Because of these two facets that both need to be accounted for (somehow!), relocation transparency can sometimes be complex and tricky to implement in a distributed system. Sometimes, it may not even be worth accounting for if “moving” resources is not something that often occurs. In those situations, instead of creating relocation transparent system, it maybe easier to take a resource offline in order to move it.
However, if you have many users accessing your system, or if moving around resources is something that needs to happen often, not accounting for this form of transparency will mean that the distributed network no longer behaves as a single, cohesive unit, and is therefore not entirely transparent to the end user, which may or may not defeat the purpose of the system that one is trying to distribute.
By now, we may be able to pick up on a theme here: some forms of transparency are harder than others, but each form does lend itself towards “hiding” the intricacies of our system from our end users, and does seem to require some thinking-through!
In the second installment of this post, we’ll take a look at some more (complicated) forms of distribution transparency, and the different tradeoffs and obstacles that they present. Stay tuned for part two!
There is a lot to learn about distribution transparency and its many tradeoffs!

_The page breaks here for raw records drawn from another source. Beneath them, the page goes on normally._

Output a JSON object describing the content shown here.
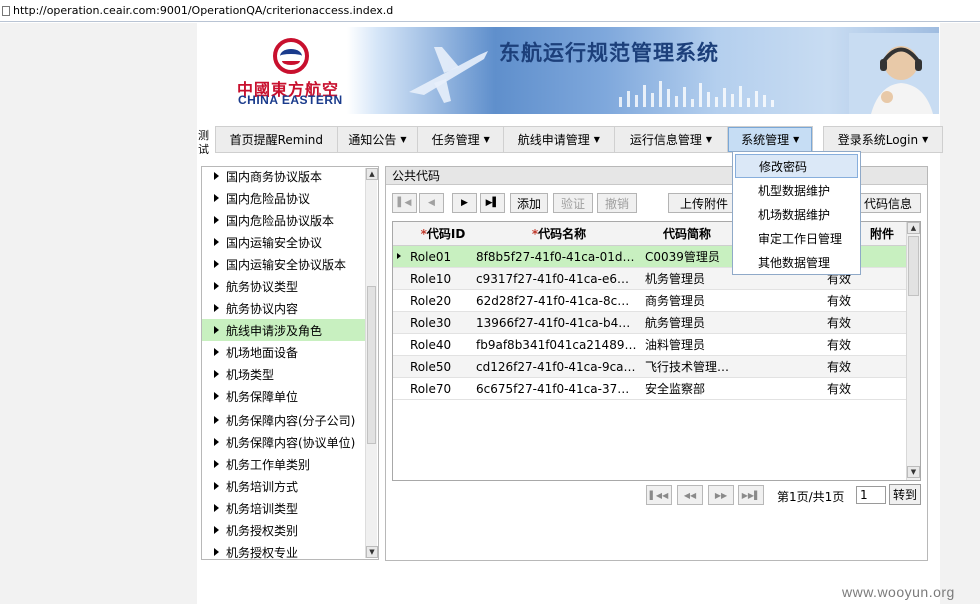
{
  "address_bar": {
    "url": "http://operation.ceair.com:9001/OperationQA/criterionaccess.index.d"
  },
  "banner": {
    "logo_cn": "中國東方航空",
    "logo_en": "CHINA EASTERN",
    "system_title": "东航运行规范管理系统"
  },
  "nav": {
    "side_label": "测试",
    "items": [
      {
        "label": "首页提醒Remind",
        "has_menu": false
      },
      {
        "label": "通知公告",
        "has_menu": true
      },
      {
        "label": "任务管理",
        "has_menu": true
      },
      {
        "label": "航线申请管理",
        "has_menu": true
      },
      {
        "label": "运行信息管理",
        "has_menu": true
      },
      {
        "label": "系统管理",
        "has_menu": true,
        "active": true
      }
    ],
    "login_label": "登录系统Login",
    "caret": "▼"
  },
  "dropdown": {
    "items": [
      "修改密码",
      "机型数据维护",
      "机场数据维护",
      "审定工作日管理",
      "其他数据管理"
    ],
    "highlighted": 0
  },
  "tree": {
    "items": [
      "国内商务协议版本",
      "国内危险品协议",
      "国内危险品协议版本",
      "国内运输安全协议",
      "国内运输安全协议版本",
      "航务协议类型",
      "航务协议内容",
      "航线申请涉及角色",
      "机场地面设备",
      "机场类型",
      "机务保障单位",
      "机务保障内容(分子公司)",
      "机务保障内容(协议单位)",
      "机务工作单类别",
      "机务培训方式",
      "机务培训类型",
      "机务授权类别",
      "机务授权专业"
    ],
    "selected": 7
  },
  "panel": {
    "title": "公共代码",
    "toolbar": {
      "add": "添加",
      "verify": "验证",
      "revoke": "撤销",
      "upload": "上传附件",
      "code_info": "代码信息",
      "first": "▌◀",
      "prev": "◀",
      "next": "▶",
      "last": "▶▌"
    },
    "grid": {
      "columns": [
        "代码ID",
        "代码名称",
        "代码简称",
        "",
        "附件"
      ],
      "required_mark": "*",
      "rows": [
        {
          "id": "Role01",
          "name": "8f8b5f27-41f0-41ca-01d…",
          "short": "C0039管理员",
          "status": ""
        },
        {
          "id": "Role10",
          "name": "c9317f27-41f0-41ca-e6…",
          "short": "机务管理员",
          "status": "有效"
        },
        {
          "id": "Role20",
          "name": "62d28f27-41f0-41ca-8c…",
          "short": "商务管理员",
          "status": "有效"
        },
        {
          "id": "Role30",
          "name": "13966f27-41f0-41ca-b4…",
          "short": "航务管理员",
          "status": "有效"
        },
        {
          "id": "Role40",
          "name": "fb9af8b341f041ca21489…",
          "short": "油料管理员",
          "status": "有效"
        },
        {
          "id": "Role50",
          "name": "cd126f27-41f0-41ca-9ca…",
          "short": "飞行技术管理…",
          "status": "有效"
        },
        {
          "id": "Role70",
          "name": "6c675f27-41f0-41ca-37…",
          "short": "安全监察部",
          "status": "有效"
        }
      ],
      "selected": 0
    },
    "pager": {
      "info": "第1页/共1页",
      "page_value": "1",
      "go": "转到"
    }
  },
  "watermark": "www.wooyun.org",
  "colors": {
    "selected_row": "#c8f0c0",
    "active_nav": "#c6ddf4",
    "brand_red": "#c8102e",
    "brand_blue": "#1a3b8c"
  }
}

Here are some of my favorite resources to help you get started in your learning journey.
- Distributed System Principles, Professor Wolfgang Emmerich
- Transparencies, Professor Jon Crowcroft
- Distributed Software Development, Lecture 1, Professor Francis Marchese
- Goals of Distributed Systems, Professor Lu Ruan
- Distribution Transparency, Professor Juhani Toivonen